“A Million Years With You: A Memoir of Life Observed”
By Elizabeth Marshall Thomas (Houghton Mifflin Harcourt, $25)
As a keen interpreter of nature’s follies, Elizabeth Marshall Thomas (“The Hidden Life of Dogs”) has closely studied animals for most of her life. In her memoir “A Million Years With You,” she looks back on 82 years of family, work, travel, and the heartbreak and happiness that a fully lived life can afford.
“Bringing Mulligan Home: The Other Side of the Good War”
By Dale Maharidge (Public Affairs, $26.99)
This book started with a photo that hung over Maharidge’s father’s workbench for his entire life: a black-and-white photo of two boys in uniform, one who died during World War II while the other survived and carried his anger and shame with him up until his final days. This is a searing memoir of Maharidge, his father and the men whom Maharidge doggedly traced from his father’s Marine unit in order to give “the silent generation” a chance to be heard.
By Edna O’Brien (Little, Brown, $27.99)
“The world with all its sins and guile and blandishments was beckoning,” writes Edna O’Brien in “Country Girl,” as she leaves nothing to the imagination in this honest reflection on her life as daughter of Ireland and a fearless writer. She whipped up scandal with her first novel, “The Country Girls,” and continued to stir up controversy as she addressed women’s sexuality and oppression in her native country throughout her subsequent novels.
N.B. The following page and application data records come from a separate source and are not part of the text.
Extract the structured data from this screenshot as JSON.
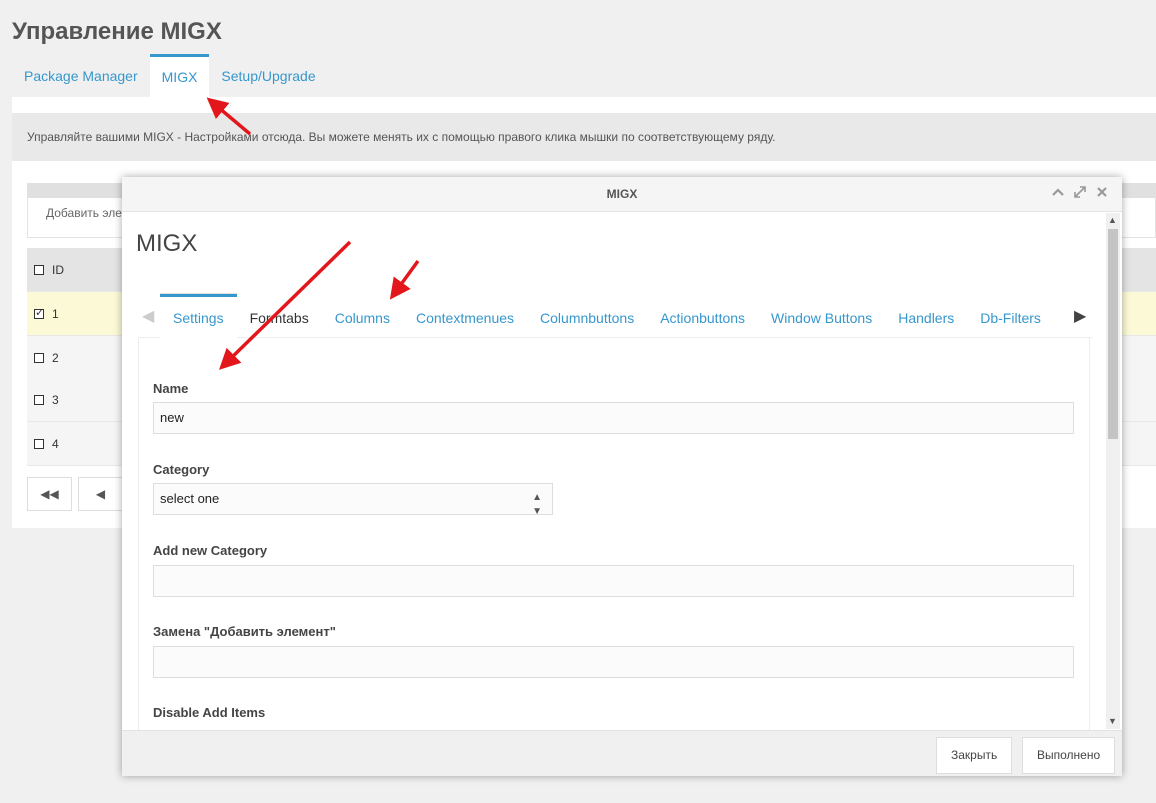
{
  "page": {
    "title": "Управление MIGX"
  },
  "page_tabs": [
    {
      "label": "Package Manager"
    },
    {
      "label": "MIGX"
    },
    {
      "label": "Setup/Upgrade"
    }
  ],
  "description": "Управляйте вашими MIGX - Настройками отсюда. Вы можете менять их с помощью правого клика мышки по соответствующему ряду.",
  "grid": {
    "add_button": "Добавить элемент",
    "id_header": "ID",
    "rows": [
      {
        "id": "1",
        "checked": true
      },
      {
        "id": "2",
        "checked": false
      },
      {
        "id": "3",
        "checked": false
      },
      {
        "id": "4",
        "checked": false
      }
    ]
  },
  "window": {
    "title": "MIGX",
    "heading": "MIGX",
    "tabs": [
      {
        "label": "Settings"
      },
      {
        "label": "Formtabs"
      },
      {
        "label": "Columns"
      },
      {
        "label": "Contextmenues"
      },
      {
        "label": "Columnbuttons"
      },
      {
        "label": "Actionbuttons"
      },
      {
        "label": "Window Buttons"
      },
      {
        "label": "Handlers"
      },
      {
        "label": "Db-Filters"
      }
    ],
    "fields": {
      "name_label": "Name",
      "name_value": "new",
      "category_label": "Category",
      "category_value": "select one",
      "new_category_label": "Add new Category",
      "add_item_label": "Замена \"Добавить элемент\"",
      "disable_add_label": "Disable Add Items"
    },
    "buttons": {
      "close": "Закрыть",
      "done": "Выполнено"
    }
  },
  "colors": {
    "accent": "#3697cd",
    "arrow": "#e3171b",
    "selected_row": "#fcfad6"
  },
  "icons": [
    "collapse-icon",
    "maximize-icon",
    "close-icon",
    "first-page-icon",
    "prev-page-icon",
    "tab-scroll-left-icon",
    "tab-scroll-right-icon",
    "select-arrows-icon"
  ]
}
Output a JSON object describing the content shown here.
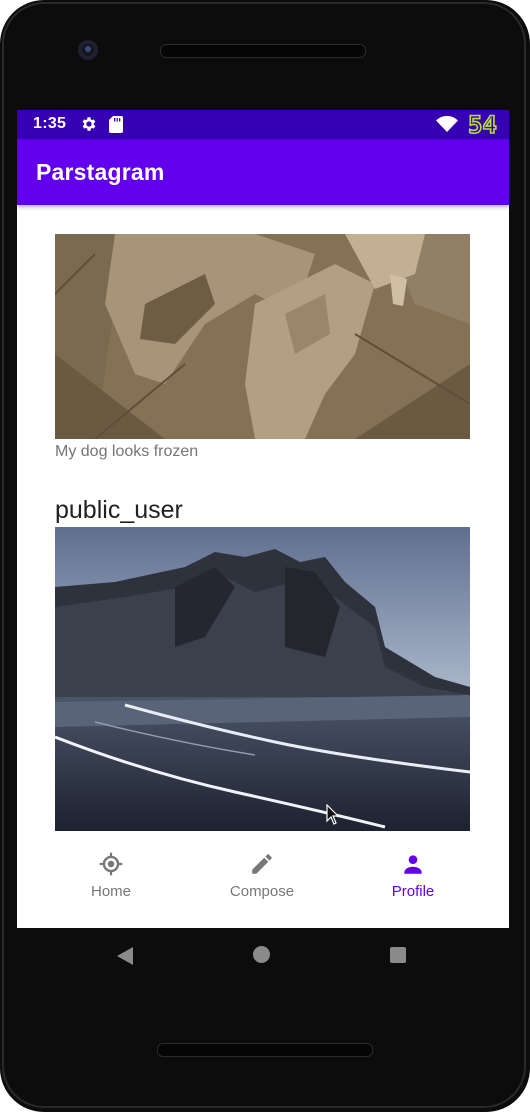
{
  "status_bar": {
    "time": "1:35",
    "icons": [
      "gear-icon",
      "sd-card-icon",
      "wifi-icon"
    ],
    "overlay_text": "54"
  },
  "app_bar": {
    "title": "Parstagram"
  },
  "feed": {
    "posts": [
      {
        "username": "",
        "image_description_icon": "dog-photo",
        "caption": "My dog looks frozen"
      },
      {
        "username": "public_user",
        "image_description_icon": "mountain-beach-photo",
        "caption": ""
      }
    ]
  },
  "bottom_nav": {
    "items": [
      {
        "label": "Home",
        "icon": "target-icon",
        "active": false
      },
      {
        "label": "Compose",
        "icon": "pencil-icon",
        "active": false
      },
      {
        "label": "Profile",
        "icon": "person-icon",
        "active": true
      }
    ]
  },
  "colors": {
    "status_bar": "#3700b3",
    "app_bar": "#6200ee",
    "active_nav": "#6200ee",
    "inactive_nav": "#777777"
  }
}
By Tanya Ward Goodman (University of New Mexico Press, $19.95)
Goodman’s first book delicately explores the pain of slowly losing her father to early-onset Alzheimer’s disease as she makes her own transition from the turmoil of her early 20s to becoming a writer, wife and mother. Goodman focuses on her father’s ultimate legacy, Tinkertown Museum near Albuquerque, and pays homage to the “born showman” and his passion for life even as it slips away.
“I Hate to Leave This Beautiful Place”
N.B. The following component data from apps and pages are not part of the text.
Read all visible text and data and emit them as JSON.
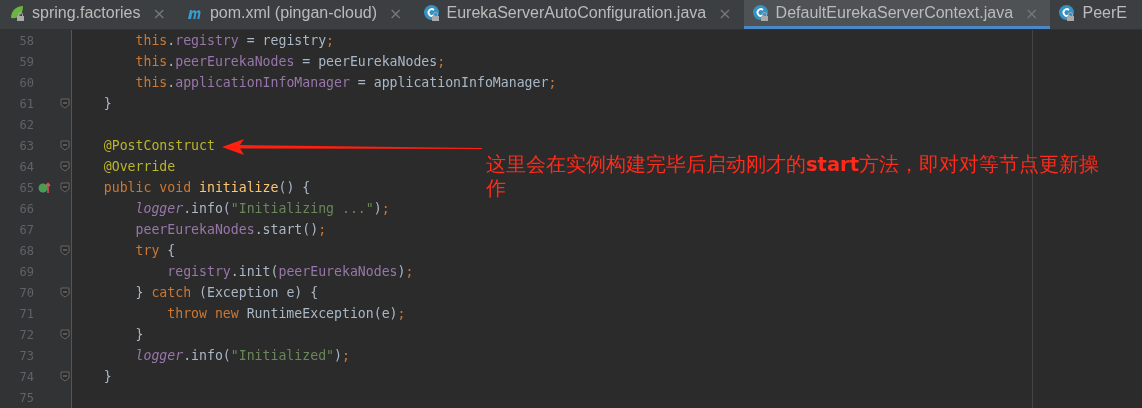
{
  "tabs": [
    {
      "label": "spring.factories",
      "kind": "spring",
      "locked": true,
      "selected": false,
      "close": "×"
    },
    {
      "label": "pom.xml (pingan-cloud)",
      "kind": "maven",
      "locked": false,
      "selected": false,
      "close": "×"
    },
    {
      "label": "EurekaServerAutoConfiguration.java",
      "kind": "class",
      "locked": true,
      "selected": false,
      "close": "×"
    },
    {
      "label": "DefaultEurekaServerContext.java",
      "kind": "class",
      "locked": true,
      "selected": true,
      "close": "×"
    },
    {
      "label": "PeerE",
      "kind": "class",
      "locked": true,
      "selected": false
    }
  ],
  "lines": [
    {
      "number": "58",
      "kind": "plain",
      "fold": false,
      "tokens": [
        {
          "text": "        this",
          "kind": "keyword"
        },
        {
          "text": ".",
          "kind": "plain"
        },
        {
          "text": "registry",
          "kind": "field"
        },
        {
          "text": " = registry",
          "kind": "plain"
        },
        {
          "text": ";",
          "kind": "keyword"
        }
      ]
    },
    {
      "number": "59",
      "kind": "plain",
      "fold": false,
      "tokens": [
        {
          "text": "        this",
          "kind": "keyword"
        },
        {
          "text": ".",
          "kind": "plain"
        },
        {
          "text": "peerEurekaNodes",
          "kind": "field"
        },
        {
          "text": " = peerEurekaNodes",
          "kind": "plain"
        },
        {
          "text": ";",
          "kind": "keyword"
        }
      ]
    },
    {
      "number": "60",
      "kind": "plain",
      "fold": false,
      "tokens": [
        {
          "text": "        this",
          "kind": "keyword"
        },
        {
          "text": ".",
          "kind": "plain"
        },
        {
          "text": "applicationInfoManager",
          "kind": "field"
        },
        {
          "text": " = applicationInfoManager",
          "kind": "plain"
        },
        {
          "text": ";",
          "kind": "keyword"
        }
      ]
    },
    {
      "number": "61",
      "kind": "plain",
      "fold": true,
      "tokens": [
        {
          "text": "    }",
          "kind": "plain"
        }
      ]
    },
    {
      "number": "62",
      "kind": "plain",
      "fold": false
    },
    {
      "number": "63",
      "kind": "plain",
      "fold": true,
      "tokens": [
        {
          "text": "    @PostConstruct",
          "kind": "annotation"
        }
      ]
    },
    {
      "number": "64",
      "kind": "plain",
      "fold": true,
      "tokens": [
        {
          "text": "    @Override",
          "kind": "annotation"
        }
      ]
    },
    {
      "number": "65",
      "kind": "implements",
      "fold": true,
      "tokens": [
        {
          "text": "    public void ",
          "kind": "keyword"
        },
        {
          "text": "initialize",
          "kind": "method"
        },
        {
          "text": "() {",
          "kind": "plain"
        }
      ]
    },
    {
      "number": "66",
      "kind": "plain",
      "fold": false,
      "tokens": [
        {
          "text": "        logger",
          "kind": "static"
        },
        {
          "text": ".info(",
          "kind": "plain"
        },
        {
          "text": "\"Initializing ...\"",
          "kind": "string"
        },
        {
          "text": ")",
          "kind": "plain"
        },
        {
          "text": ";",
          "kind": "keyword"
        }
      ]
    },
    {
      "number": "67",
      "kind": "plain",
      "fold": false,
      "tokens": [
        {
          "text": "        peerEurekaNodes",
          "kind": "field"
        },
        {
          "text": ".start()",
          "kind": "plain"
        },
        {
          "text": ";",
          "kind": "keyword"
        }
      ]
    },
    {
      "number": "68",
      "kind": "plain",
      "fold": true,
      "tokens": [
        {
          "text": "        try ",
          "kind": "keyword"
        },
        {
          "text": "{",
          "kind": "plain"
        }
      ]
    },
    {
      "number": "69",
      "kind": "plain",
      "fold": false,
      "tokens": [
        {
          "text": "            registry",
          "kind": "field"
        },
        {
          "text": ".init(",
          "kind": "plain"
        },
        {
          "text": "peerEurekaNodes",
          "kind": "field"
        },
        {
          "text": ")",
          "kind": "plain"
        },
        {
          "text": ";",
          "kind": "keyword"
        }
      ]
    },
    {
      "number": "70",
      "kind": "plain",
      "fold": true,
      "tokens": [
        {
          "text": "        } ",
          "kind": "plain"
        },
        {
          "text": "catch ",
          "kind": "keyword"
        },
        {
          "text": "(Exception e) {",
          "kind": "plain"
        }
      ]
    },
    {
      "number": "71",
      "kind": "plain",
      "fold": false,
      "tokens": [
        {
          "text": "            throw new ",
          "kind": "keyword"
        },
        {
          "text": "RuntimeException(e)",
          "kind": "plain"
        },
        {
          "text": ";",
          "kind": "keyword"
        }
      ]
    },
    {
      "number": "72",
      "kind": "plain",
      "fold": true,
      "tokens": [
        {
          "text": "        }",
          "kind": "plain"
        }
      ]
    },
    {
      "number": "73",
      "kind": "plain",
      "fold": false,
      "tokens": [
        {
          "text": "        logger",
          "kind": "static"
        },
        {
          "text": ".info(",
          "kind": "plain"
        },
        {
          "text": "\"Initialized\"",
          "kind": "string"
        },
        {
          "text": ")",
          "kind": "plain"
        },
        {
          "text": ";",
          "kind": "keyword"
        }
      ]
    },
    {
      "number": "74",
      "kind": "plain",
      "fold": true,
      "tokens": [
        {
          "text": "    }",
          "kind": "plain"
        }
      ]
    },
    {
      "number": "75",
      "kind": "plain",
      "fold": false
    }
  ],
  "note": {
    "text": "这里会在实例构建完毕后启动刚才的**start**方法，即对对等节点更新操作"
  }
}
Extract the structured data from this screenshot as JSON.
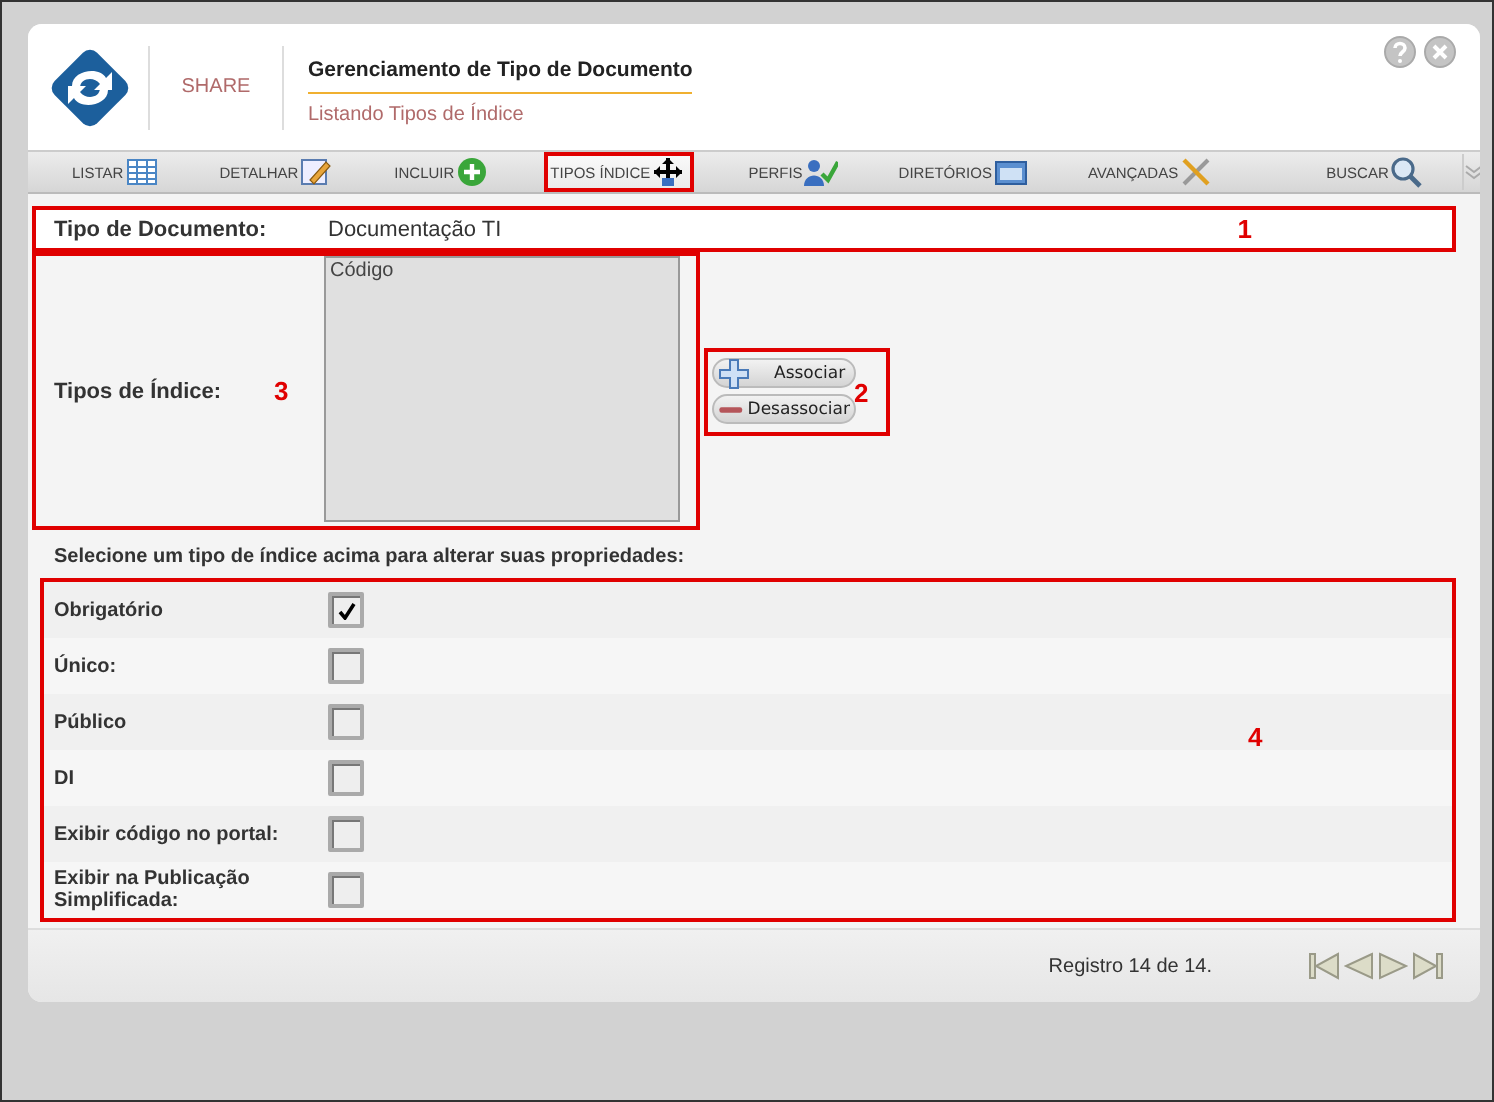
{
  "header": {
    "logo_text": "SHARE",
    "title": "Gerenciamento de Tipo de Documento",
    "subtitle": "Listando Tipos de Índice"
  },
  "tabs": [
    {
      "label": "LISTAR",
      "selected": false,
      "highlighted": false
    },
    {
      "label": "DETALHAR",
      "selected": false,
      "highlighted": false
    },
    {
      "label": "INCLUIR",
      "selected": false,
      "highlighted": false
    },
    {
      "label": "TIPOS ÍNDICE",
      "selected": true,
      "highlighted": true
    },
    {
      "label": "PERFIS",
      "selected": false,
      "highlighted": false
    },
    {
      "label": "DIRETÓRIOS",
      "selected": false,
      "highlighted": false
    },
    {
      "label": "AVANÇADAS",
      "selected": false,
      "highlighted": false
    }
  ],
  "search_label": "BUSCAR",
  "document_type": {
    "label": "Tipo de Documento:",
    "value": "Documentação TI",
    "annotation": "1"
  },
  "index_types": {
    "label": "Tipos de Índice:",
    "annotation": "3",
    "items": [
      {
        "label": "Código",
        "selected": false
      }
    ],
    "buttons": [
      {
        "kind": "add",
        "label": "Associar"
      },
      {
        "kind": "remove",
        "label": "Desassociar"
      }
    ],
    "buttons_annotation": "2"
  },
  "instruction": "Selecione um tipo de índice acima para alterar suas propriedades:",
  "properties": {
    "annotation": "4",
    "items": [
      {
        "label": "Obrigatório",
        "checked": true
      },
      {
        "label": "Único:",
        "checked": false
      },
      {
        "label": "Público",
        "checked": false
      },
      {
        "label": "DI",
        "checked": false
      },
      {
        "label": "Exibir código no portal:",
        "checked": false
      },
      {
        "label": "Exibir na Publicação Simplificada:",
        "checked": false
      }
    ]
  },
  "footer": {
    "record_text": "Registro 14 de 14."
  }
}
By Howard Norman (Houghton Mifflin Harcourt, $26)
Howard Norman may be best known for his novel “The Bird Artist,” but with his memoir he leaves an indelible mark on readers. “In this book I narrate a life in overlapping panels of memory and experience,” he writes, and he does so with equal parts introspection and the love of a good story.
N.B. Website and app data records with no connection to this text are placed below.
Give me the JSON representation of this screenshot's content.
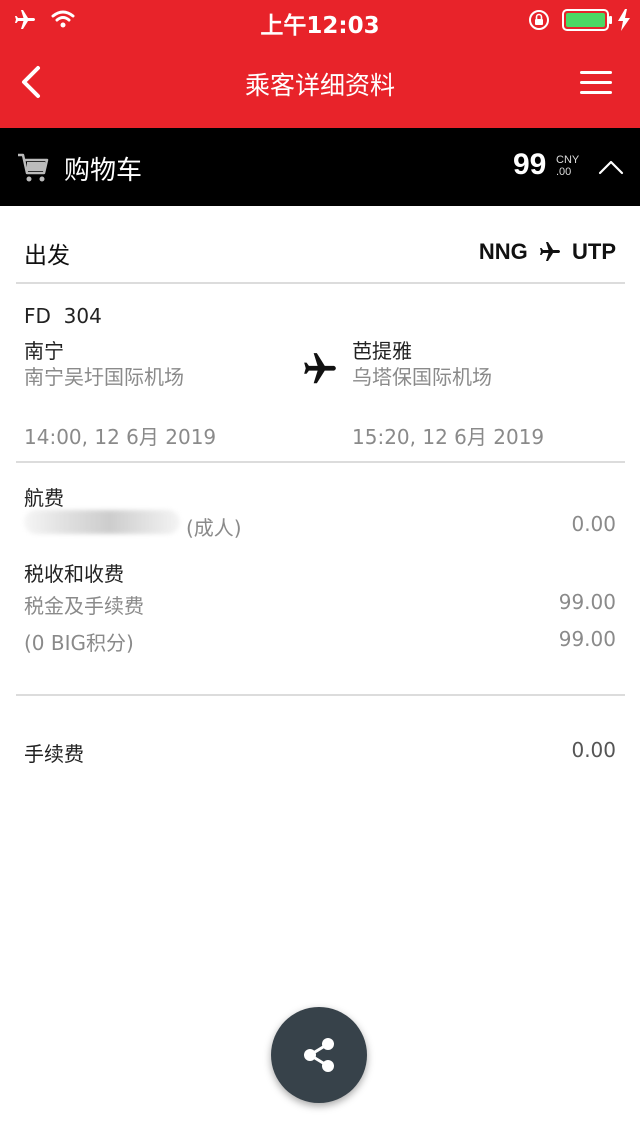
{
  "status_bar": {
    "time": "上午12:03",
    "icons": [
      "airplane-mode-icon",
      "wifi-icon",
      "rotation-lock-icon",
      "battery-icon",
      "charging-icon"
    ]
  },
  "nav": {
    "title": "乘客详细资料"
  },
  "cart": {
    "label": "购物车",
    "amount": "99",
    "currency": "CNY",
    "decimals": ".00"
  },
  "departure": {
    "label": "出发",
    "origin_code": "NNG",
    "destination_code": "UTP",
    "flight_number": "FD  304",
    "origin_city": "南宁",
    "origin_airport": "南宁吴圩国际机场",
    "destination_city": "芭提雅",
    "destination_airport": "乌塔保国际机场",
    "depart_time": "14:00, 12 6月 2019",
    "arrive_time": "15:20, 12 6月 2019"
  },
  "fares": {
    "airfare_label": "航费",
    "passenger_type": "(成人)",
    "airfare_value": "0.00",
    "taxes_label": "税收和收费",
    "taxes_item_label": "税金及手续费",
    "taxes_item_value": "99.00",
    "points_label": "(0 BIG积分)",
    "points_value": "99.00",
    "service_fee_label": "手续费",
    "service_fee_value": "0.00"
  },
  "colors": {
    "brand_red": "#e8232a",
    "cart_bar": "#000000",
    "fab": "#37424a",
    "muted_text": "#8a8a8a"
  }
}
Meganne Fabrega is a member of the National Book Critics Circle.